But how do you go about streamlining your product lineup to the magic number of 3? By following (you guessed it) 3 steps.

Step 1:  Define your strategy

The first step is to create a product/service strategy that rewards members for their behavior. The focus should incent debit card channel usage, relationship onboarding and product penetration, with the goal of reducing expenses and providing new revenue sources.  The result of your efforts should be a forward-looking strategy and product lineup that is adaptable to current and anticipated industry changes. A detailed product-by-product design and pricing/service fee strategy needs to align with your community, mission statement and strategic direction.  The focus of the project is to review existing and new products, but if you find any missing items that could significantly improve revenue or reduce costs, then be sure to document them for future attention!

Step 2 – Define Your Objectives

Review all retail and business deposit products currently used by members and create a strategic document summarizing what features they offer, in which channels the products are used, profitability of the offerings (by product, member and channel), and compare them to what is currently being offered in the marketplace.

  • Craft analysis that will create an extensive understanding of the current product offerings and how they interact.
  • Determine what potential updates (product consolidation, curtailment or creation) may be required. It might make sense to no longer “grandfather” a product.
  • Look at how member incentives have impacted behavior. This will result in potentially identifying approaches for attracting new members that “fit” with the strategic direction.

Step 3 – Conduct some, or all, of the following activities

  • Perform competitive analysis to determine products currently being offered in the community you serve. List your competition and create a matrix detailing account features/pricing/transaction levels for each current retail and business deposit product compared to your competition.  Do the same for any products that are offered, but never or rarely used.
  • Determine what competitive advantage various products/combinations of existing offerings could offer if implemented.
  • Detail how members acquire new products, which products have historically been successful and which products have failed.
  • Utilize branch knowledge, interview employees and conduct selected member focus groups. Use the focus groups to understand community needs and thoughts about what they would like from your institution.
  • Determine which channels, fees and products have been historically accepted and profitable. Most importantly, find out why and apply that learned experience to new products and services.
  • Identify data elements required to enable the creation of a product pro forma.
  • Create a sample pro forma with associated documentation for use when creating new products or adding functionality to existing products.
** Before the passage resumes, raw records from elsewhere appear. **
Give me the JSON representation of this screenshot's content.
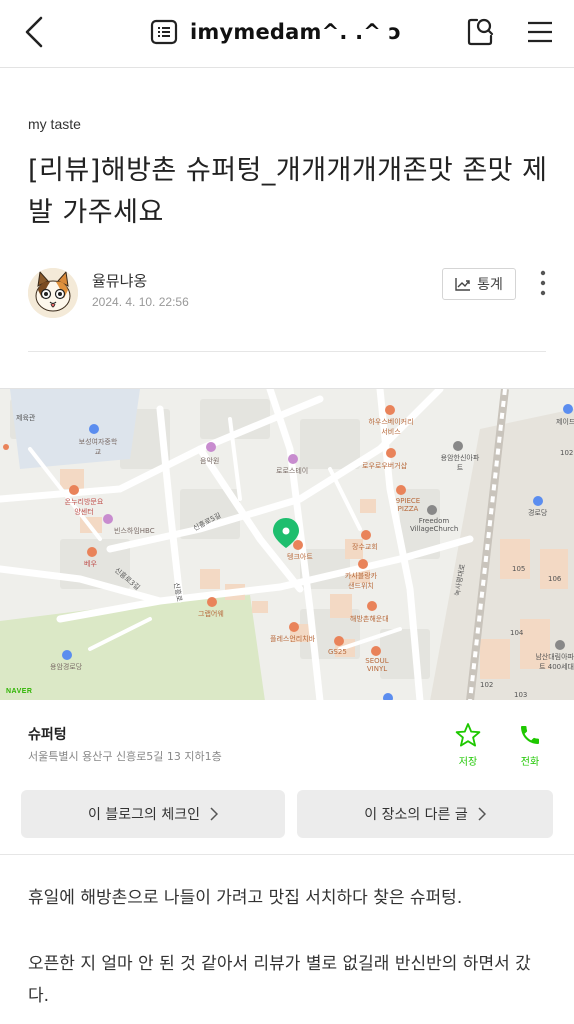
{
  "header": {
    "blog_title": "imymedam^. .^ ɔ"
  },
  "post": {
    "category": "my taste",
    "title": "[리뷰]해방촌 슈퍼텅_개개개개개존맛 존맛 제발 가주세요",
    "author": "율뮤냐옹",
    "date": "2024. 4. 10. 22:56",
    "stats_label": "통계"
  },
  "map": {
    "labels": {
      "l1": "제육관",
      "l2": "보성여자중학교",
      "l3": "음악원",
      "l4": "로로스테이",
      "l5": "하우스베이커리서비스",
      "l6": "로우로우버거샵",
      "l7": "용암한신아파트",
      "l8": "9PIECE PIZZA",
      "l9": "경로당",
      "l10": "온누리방문요양센터",
      "l11": "빈스하임HBC",
      "l12": "베우",
      "l13": "텡크아트",
      "l14": "장수교회",
      "l15": "Freedom VillageChurch",
      "l16": "카사블랑카샌드위치",
      "l17": "그랩어웨",
      "l18": "해방촌해운대",
      "l19": "플레스언리치바",
      "l20": "GS25",
      "l21": "SEOUL VINYL",
      "l22": "용암경로당",
      "l23": "남산대림아파트 400세대",
      "l24": "제이드",
      "l25": "105",
      "l26": "106",
      "l27": "104",
      "l28": "102",
      "l29": "103",
      "l30": "102",
      "road1": "신흥로5길",
      "road2": "신흥로3길",
      "road3": "신흥로",
      "road4": "녹사평대로"
    },
    "provider": "NAVER"
  },
  "place": {
    "name": "슈퍼텅",
    "address": "서울특별시 용산구 신흥로5길 13 지하1층",
    "save_label": "저장",
    "call_label": "전화",
    "blog_checkin_label": "이 블로그의 체크인",
    "place_posts_label": "이 장소의 다른 글"
  },
  "body": {
    "p1": "휴일에 해방촌으로 나들이 가려고 맛집 서치하다 찾은 슈퍼텅.",
    "p2": "오픈한 지 얼마 안 된 것 같아서 리뷰가 별로 없길래 반신반의 하면서 갔다."
  },
  "colors": {
    "accent_green": "#1ec800",
    "map_pin": "#1ebe6e"
  }
}
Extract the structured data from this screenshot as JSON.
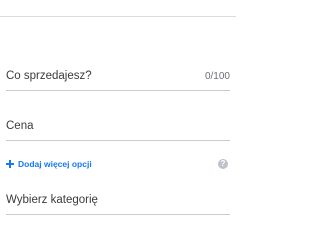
{
  "form": {
    "title_field": {
      "placeholder": "Co sprzedajesz?",
      "counter": "0/100"
    },
    "price_field": {
      "placeholder": "Cena"
    },
    "more_options": {
      "label": "Dodaj więcej opcji",
      "icon": "plus-icon",
      "help_icon": "help-icon",
      "help_glyph": "?"
    },
    "category_field": {
      "placeholder": "Wybierz kategorię"
    },
    "accent_color": "#1877f2"
  }
}
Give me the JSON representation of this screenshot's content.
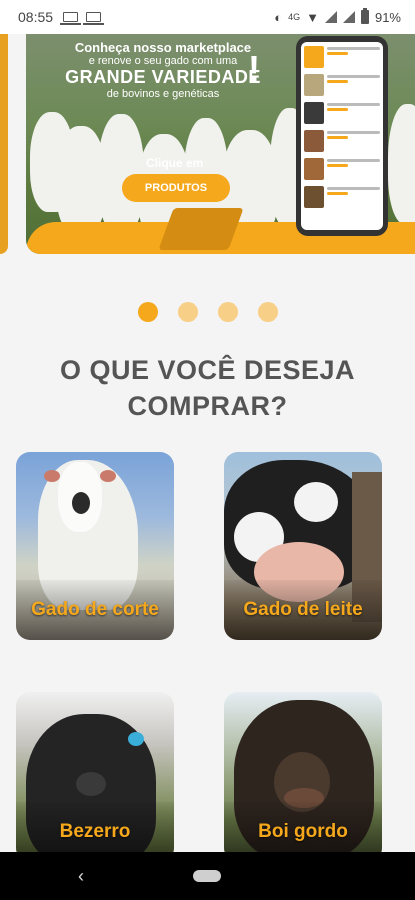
{
  "status_bar": {
    "time": "08:55",
    "battery": "91%",
    "network": "4G"
  },
  "banner": {
    "line1": "Conheça nosso marketplace",
    "line2": "e renove o seu gado com uma",
    "line3": "GRANDE VARIEDADE",
    "line4": "de bovinos e genéticas",
    "exclaim": "!",
    "cta_text": "Clique em",
    "cta_button": "PRODUTOS"
  },
  "carousel": {
    "total": 4,
    "active": 1
  },
  "section": {
    "title": "O QUE VOCÊ DESEJA COMPRAR?"
  },
  "categories": [
    {
      "label": "Gado de corte"
    },
    {
      "label": "Gado de leite"
    },
    {
      "label": "Bezerro"
    },
    {
      "label": "Boi gordo"
    }
  ],
  "colors": {
    "accent": "#f5a81b",
    "accent_light": "#f7cf86",
    "title": "#555555"
  }
}
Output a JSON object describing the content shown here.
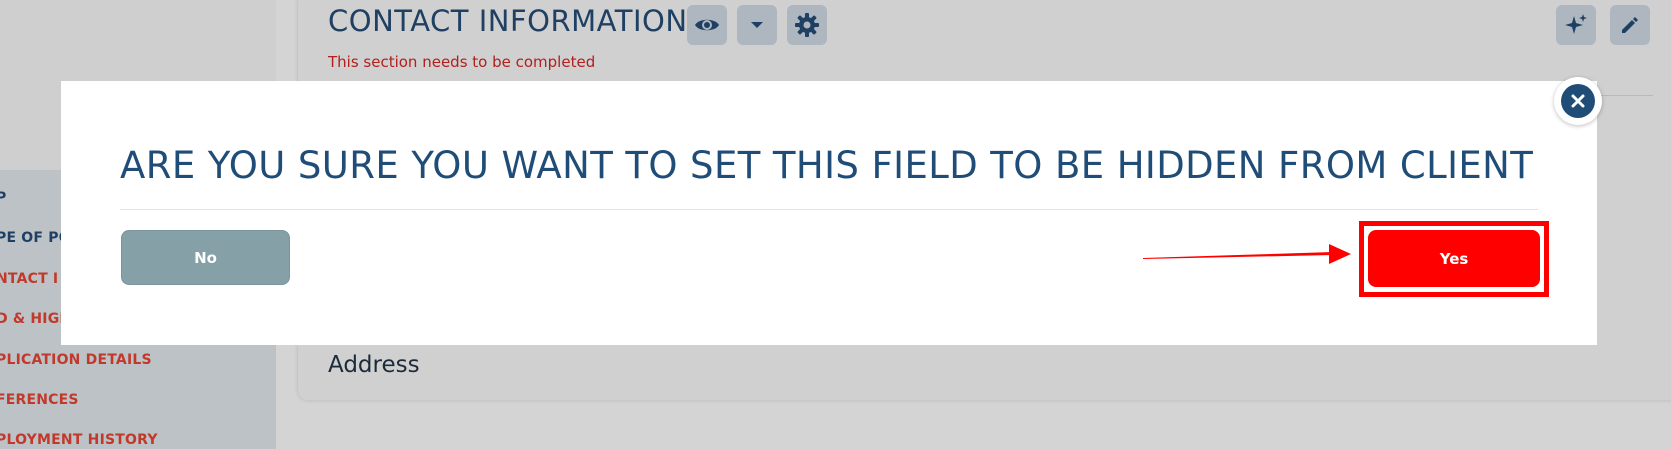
{
  "section": {
    "title": "CONTACT INFORMATION",
    "warning": "This section needs to be completed",
    "address_label": "Address"
  },
  "toolbar": {
    "visibility_icon": "eye-icon",
    "dropdown_icon": "caret-down-icon",
    "settings_icon": "gear-icon",
    "ai_icon": "sparkle-icon",
    "edit_icon": "pencil-icon"
  },
  "sidebar": {
    "items": [
      {
        "label": "P",
        "state": "normal"
      },
      {
        "label": "PE OF PO",
        "state": "normal"
      },
      {
        "label": "NTACT I",
        "state": "alert"
      },
      {
        "label": "D & HIGH",
        "state": "alert"
      },
      {
        "label": "PLICATION DETAILS",
        "state": "alert"
      },
      {
        "label": "FERENCES",
        "state": "alert"
      },
      {
        "label": "PLOYMENT HISTORY",
        "state": "alert"
      }
    ]
  },
  "modal": {
    "title": "ARE YOU SURE YOU WANT TO SET THIS FIELD TO BE HIDDEN FROM CLIENT",
    "no_label": "No",
    "yes_label": "Yes",
    "close_icon": "close-icon"
  },
  "colors": {
    "brand_navy": "#1f4d78",
    "yes_button": "#ff0000",
    "no_button": "#86a0a8",
    "alert_text": "#c0392b",
    "annotation": "#ff0000"
  }
}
Create and maintain a pro forma for each existing product to demonstrate how they perform.
  • Identify appropriate transaction and product combinations that would allow members (or segments of members) to avoid paying some or all the fees as an incentive.
  • Create a strategic document to identify the key drivers of income and cost by feature and usage patterns and what has historically been used by members.
  • Create a framework that allows for improved member service and more active member relationships.

By following these steps, you should be on your way to creating a consolidated product line that will succeed in the markets you serve and provide a steady revenue stream from your members with services they are willing to pay for.  If you are successful, your revenue per account could increase by a multiple of three.

 

Tim Barrett

With 20+ years’ experience working with 150+ financial institutions, Tim has helped improve service, institutional culture and ultimately shareholder value managing engagements focused on non-interest revenue improvement, front line training, resource allocation and technology planning.